Durant's full arsenal was unleashed at the Hope, at which he went 36 under to set the scoring record for a five-round event. While this birdie binge was dismissed in some quarters as a fluke, those close to Durant weren't surprised. "It was only a matter of time," says Ron Gring, Durant's coach since the early '90s. "There have been a dozen times that Joe could've shot those kind of numbers if he had converted his opportunities. If he putts the way he has been lately, he's frightening."
As shocking as Durant's coming-out party in the desert was, his performance two weeks later at Doral might have been even more impressive. Playing in a wind that gusted hard enough to send palm fronds skittering across the fairways, Durant's final-round 65 was the best score of the day, and he stormed back from four strokes down to become the Tour's only multiple winner this season.
In the wake of that victory Durant's quiet life was turned upside down. When he checked his cell phone the next day, he had 23 messages, and he arrived at the Honda to discover his locker was plastered with two-dozen congratulatory notes.

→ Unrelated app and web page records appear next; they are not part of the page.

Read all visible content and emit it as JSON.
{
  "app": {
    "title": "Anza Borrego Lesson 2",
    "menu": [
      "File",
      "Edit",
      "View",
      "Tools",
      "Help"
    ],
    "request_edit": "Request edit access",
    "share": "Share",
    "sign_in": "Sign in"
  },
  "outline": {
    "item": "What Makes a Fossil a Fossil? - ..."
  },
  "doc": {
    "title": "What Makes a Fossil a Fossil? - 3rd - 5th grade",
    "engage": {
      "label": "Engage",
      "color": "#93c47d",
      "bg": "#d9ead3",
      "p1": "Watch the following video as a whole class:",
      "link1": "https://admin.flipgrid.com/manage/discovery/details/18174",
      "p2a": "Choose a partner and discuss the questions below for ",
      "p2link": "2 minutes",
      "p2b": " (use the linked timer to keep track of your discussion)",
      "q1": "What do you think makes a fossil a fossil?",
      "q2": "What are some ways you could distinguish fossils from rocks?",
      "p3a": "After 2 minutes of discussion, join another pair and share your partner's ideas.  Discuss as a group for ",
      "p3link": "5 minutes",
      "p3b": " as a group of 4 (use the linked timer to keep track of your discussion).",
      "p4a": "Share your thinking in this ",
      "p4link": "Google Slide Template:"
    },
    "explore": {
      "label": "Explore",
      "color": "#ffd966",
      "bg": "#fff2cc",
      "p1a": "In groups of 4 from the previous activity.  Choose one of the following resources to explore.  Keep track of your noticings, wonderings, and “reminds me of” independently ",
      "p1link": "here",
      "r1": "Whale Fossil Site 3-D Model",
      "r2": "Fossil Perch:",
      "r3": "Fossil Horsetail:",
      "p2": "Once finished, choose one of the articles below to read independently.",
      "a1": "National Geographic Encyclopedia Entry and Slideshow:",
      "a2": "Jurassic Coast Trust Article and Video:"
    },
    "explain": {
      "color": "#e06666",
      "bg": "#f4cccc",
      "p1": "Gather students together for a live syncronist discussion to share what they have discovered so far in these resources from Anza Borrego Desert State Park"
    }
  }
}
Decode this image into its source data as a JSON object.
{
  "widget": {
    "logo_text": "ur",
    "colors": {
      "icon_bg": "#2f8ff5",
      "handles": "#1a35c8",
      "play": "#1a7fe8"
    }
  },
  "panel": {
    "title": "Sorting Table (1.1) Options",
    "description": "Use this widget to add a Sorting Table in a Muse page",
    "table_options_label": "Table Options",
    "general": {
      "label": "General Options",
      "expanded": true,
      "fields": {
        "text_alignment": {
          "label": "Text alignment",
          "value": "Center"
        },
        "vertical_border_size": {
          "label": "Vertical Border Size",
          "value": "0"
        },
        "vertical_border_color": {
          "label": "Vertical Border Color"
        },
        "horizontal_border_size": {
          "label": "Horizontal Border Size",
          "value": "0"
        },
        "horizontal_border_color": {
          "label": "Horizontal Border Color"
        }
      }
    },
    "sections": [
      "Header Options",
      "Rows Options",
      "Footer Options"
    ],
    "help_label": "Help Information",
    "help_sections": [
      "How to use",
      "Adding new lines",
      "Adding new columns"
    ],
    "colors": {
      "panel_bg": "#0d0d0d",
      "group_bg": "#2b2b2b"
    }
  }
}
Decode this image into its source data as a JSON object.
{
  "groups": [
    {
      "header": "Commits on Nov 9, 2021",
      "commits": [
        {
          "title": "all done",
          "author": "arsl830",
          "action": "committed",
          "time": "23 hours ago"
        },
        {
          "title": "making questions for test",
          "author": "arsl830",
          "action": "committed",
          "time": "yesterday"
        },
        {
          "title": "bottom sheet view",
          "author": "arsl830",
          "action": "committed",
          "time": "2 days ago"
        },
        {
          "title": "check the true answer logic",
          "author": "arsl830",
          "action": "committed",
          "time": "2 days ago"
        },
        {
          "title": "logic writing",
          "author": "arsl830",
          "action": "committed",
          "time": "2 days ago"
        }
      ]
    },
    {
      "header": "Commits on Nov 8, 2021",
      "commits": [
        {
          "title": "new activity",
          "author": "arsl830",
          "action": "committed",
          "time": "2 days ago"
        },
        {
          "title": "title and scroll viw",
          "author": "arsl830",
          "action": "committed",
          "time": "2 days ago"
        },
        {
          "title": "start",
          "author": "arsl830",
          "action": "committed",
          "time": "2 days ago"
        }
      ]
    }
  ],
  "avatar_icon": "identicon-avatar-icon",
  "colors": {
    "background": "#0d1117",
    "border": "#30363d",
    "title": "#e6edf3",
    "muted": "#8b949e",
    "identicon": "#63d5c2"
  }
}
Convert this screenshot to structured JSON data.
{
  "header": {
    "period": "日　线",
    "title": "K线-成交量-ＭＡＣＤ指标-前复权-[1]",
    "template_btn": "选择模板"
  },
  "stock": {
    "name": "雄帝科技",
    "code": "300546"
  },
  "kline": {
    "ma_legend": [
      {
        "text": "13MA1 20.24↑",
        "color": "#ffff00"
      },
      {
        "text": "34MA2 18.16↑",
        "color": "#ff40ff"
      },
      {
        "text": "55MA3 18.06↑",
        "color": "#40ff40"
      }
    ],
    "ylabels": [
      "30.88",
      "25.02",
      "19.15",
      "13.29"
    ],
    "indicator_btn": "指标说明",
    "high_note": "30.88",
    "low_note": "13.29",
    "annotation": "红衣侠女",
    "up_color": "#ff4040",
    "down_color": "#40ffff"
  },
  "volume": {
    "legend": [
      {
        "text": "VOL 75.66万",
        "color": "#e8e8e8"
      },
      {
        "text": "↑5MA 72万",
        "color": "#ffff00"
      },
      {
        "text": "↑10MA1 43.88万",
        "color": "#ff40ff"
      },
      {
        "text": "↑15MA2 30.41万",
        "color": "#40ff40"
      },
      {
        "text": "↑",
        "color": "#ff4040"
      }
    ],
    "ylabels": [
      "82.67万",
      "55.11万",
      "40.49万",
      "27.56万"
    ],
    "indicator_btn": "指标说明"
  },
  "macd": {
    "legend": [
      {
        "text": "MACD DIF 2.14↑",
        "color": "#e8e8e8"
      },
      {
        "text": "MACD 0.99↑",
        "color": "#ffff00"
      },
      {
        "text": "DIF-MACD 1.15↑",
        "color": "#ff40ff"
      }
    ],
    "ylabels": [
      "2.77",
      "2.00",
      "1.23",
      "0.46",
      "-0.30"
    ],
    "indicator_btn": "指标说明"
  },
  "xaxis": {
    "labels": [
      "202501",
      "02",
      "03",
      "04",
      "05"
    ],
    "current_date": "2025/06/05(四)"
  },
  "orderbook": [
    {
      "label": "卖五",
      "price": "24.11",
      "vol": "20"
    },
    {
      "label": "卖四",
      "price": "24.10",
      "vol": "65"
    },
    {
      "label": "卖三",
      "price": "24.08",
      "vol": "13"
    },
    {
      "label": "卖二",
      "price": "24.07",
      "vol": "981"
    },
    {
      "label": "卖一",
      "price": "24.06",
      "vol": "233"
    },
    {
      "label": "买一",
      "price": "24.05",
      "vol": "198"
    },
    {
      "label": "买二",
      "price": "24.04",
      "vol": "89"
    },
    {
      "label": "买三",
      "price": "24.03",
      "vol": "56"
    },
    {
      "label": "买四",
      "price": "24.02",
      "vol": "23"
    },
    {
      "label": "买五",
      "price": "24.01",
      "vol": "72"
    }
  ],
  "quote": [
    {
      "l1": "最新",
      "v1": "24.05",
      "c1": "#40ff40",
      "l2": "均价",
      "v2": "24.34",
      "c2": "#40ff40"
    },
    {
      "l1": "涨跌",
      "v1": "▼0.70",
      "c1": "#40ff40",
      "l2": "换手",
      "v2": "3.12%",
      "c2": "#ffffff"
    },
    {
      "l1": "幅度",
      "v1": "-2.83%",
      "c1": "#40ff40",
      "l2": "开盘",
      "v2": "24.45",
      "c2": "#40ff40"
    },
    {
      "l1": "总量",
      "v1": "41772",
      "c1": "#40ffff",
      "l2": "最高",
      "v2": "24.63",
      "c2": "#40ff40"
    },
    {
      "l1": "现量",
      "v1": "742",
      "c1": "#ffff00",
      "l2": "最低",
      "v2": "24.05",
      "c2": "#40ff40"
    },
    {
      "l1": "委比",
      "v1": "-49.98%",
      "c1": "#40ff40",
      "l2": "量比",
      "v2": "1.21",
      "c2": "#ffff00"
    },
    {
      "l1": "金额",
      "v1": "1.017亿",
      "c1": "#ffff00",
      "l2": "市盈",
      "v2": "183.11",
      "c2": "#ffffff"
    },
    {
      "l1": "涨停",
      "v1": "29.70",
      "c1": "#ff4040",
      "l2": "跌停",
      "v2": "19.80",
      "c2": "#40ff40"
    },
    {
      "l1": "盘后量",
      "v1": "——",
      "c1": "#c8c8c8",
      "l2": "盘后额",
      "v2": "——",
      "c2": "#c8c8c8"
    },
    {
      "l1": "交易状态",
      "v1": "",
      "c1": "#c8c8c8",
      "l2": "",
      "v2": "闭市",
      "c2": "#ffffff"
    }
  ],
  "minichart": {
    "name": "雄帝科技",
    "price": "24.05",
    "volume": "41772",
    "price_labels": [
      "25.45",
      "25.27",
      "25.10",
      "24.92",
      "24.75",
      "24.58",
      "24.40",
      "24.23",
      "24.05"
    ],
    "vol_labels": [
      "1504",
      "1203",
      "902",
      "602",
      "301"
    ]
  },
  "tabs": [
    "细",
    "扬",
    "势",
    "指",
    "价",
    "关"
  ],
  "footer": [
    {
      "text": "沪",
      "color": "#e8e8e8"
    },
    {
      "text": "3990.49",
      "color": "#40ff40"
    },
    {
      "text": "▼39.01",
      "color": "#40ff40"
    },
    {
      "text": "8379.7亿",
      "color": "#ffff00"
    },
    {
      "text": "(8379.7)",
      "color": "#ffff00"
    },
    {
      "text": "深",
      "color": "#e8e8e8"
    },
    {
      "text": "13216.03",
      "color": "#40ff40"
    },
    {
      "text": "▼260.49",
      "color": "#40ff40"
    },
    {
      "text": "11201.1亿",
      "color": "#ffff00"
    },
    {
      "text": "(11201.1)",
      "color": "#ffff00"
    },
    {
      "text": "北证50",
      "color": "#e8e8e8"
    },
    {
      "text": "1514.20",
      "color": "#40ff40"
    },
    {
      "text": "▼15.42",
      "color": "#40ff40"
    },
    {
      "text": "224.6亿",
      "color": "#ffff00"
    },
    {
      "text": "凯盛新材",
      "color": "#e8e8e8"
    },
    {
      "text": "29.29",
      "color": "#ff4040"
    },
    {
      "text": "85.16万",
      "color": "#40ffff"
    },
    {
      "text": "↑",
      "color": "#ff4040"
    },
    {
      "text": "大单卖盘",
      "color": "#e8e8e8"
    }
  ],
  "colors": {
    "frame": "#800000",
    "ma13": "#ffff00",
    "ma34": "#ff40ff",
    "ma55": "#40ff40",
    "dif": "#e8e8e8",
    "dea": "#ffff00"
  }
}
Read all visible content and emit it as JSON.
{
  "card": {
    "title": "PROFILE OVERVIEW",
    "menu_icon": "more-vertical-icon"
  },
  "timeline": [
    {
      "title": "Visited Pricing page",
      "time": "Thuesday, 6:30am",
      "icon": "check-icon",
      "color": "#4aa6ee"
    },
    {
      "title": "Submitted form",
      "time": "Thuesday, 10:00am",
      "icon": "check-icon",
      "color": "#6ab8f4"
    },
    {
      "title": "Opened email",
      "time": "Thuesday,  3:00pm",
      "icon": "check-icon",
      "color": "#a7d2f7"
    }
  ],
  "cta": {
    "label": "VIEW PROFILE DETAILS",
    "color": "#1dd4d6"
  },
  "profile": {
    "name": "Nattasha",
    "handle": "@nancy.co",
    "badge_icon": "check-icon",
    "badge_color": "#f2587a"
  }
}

Durant was so run down by all the demands on his time that on Friday afternoon he crashed for a three-hour power nap, and he didn't hit balls following any of his rounds.
Durant had such a low profile coming into this season that he still wears clothing adorned with the generic PGA TOUR logo, but don't fret about how he'll handle fame and fortune. He and Tracey have already dealt with the primary distraction of the Tour's nouveau riche, the New House. For a year and a half they have been planning their dream digs—not some ostentatious Isle-worth Xanadu but a simple country home 20 acres north of Pensacola. The accompanying barn has already gone up, to house Tracey's Arabian, Junior. They plan to add more horses, for Connor, nine, and her brother, Hayes, three. Dad has designs for a full-blown practice facility, but more now he simply aims for the horizon and shags the balls himself. For added ambiance Durant often cues up the strains of his favorite band—Pink Floyd, of course.
Having brought his game back from the dark side of the moon, Durant was in no position to pout about a fifth-place finish at the Honda. "More points," he said, alluding to the Ryder Cup standings. (He's eighth.) The Sept. 28-30 match at the Belfry has become his primary goal for the year. Back at the warehouse in Fort Walton Beach, some interested observers are charting his progress.
"We're allowed to watch TV during the workday if it's golf-related, being in the golf business and all," says Hardin. "I keep an eye out for Joe. He's the type of person who would've been successful wherever he went. If he had stayed with Edwin Watts Golf, within six months he would have moved to a better position in the warehouse. Six months after that he could have looked forward to moving to our retail staff. After that, who knows? With his work ethic and friendly manner he very well could've become a manager of one of our retail stores Joe had a bright future here."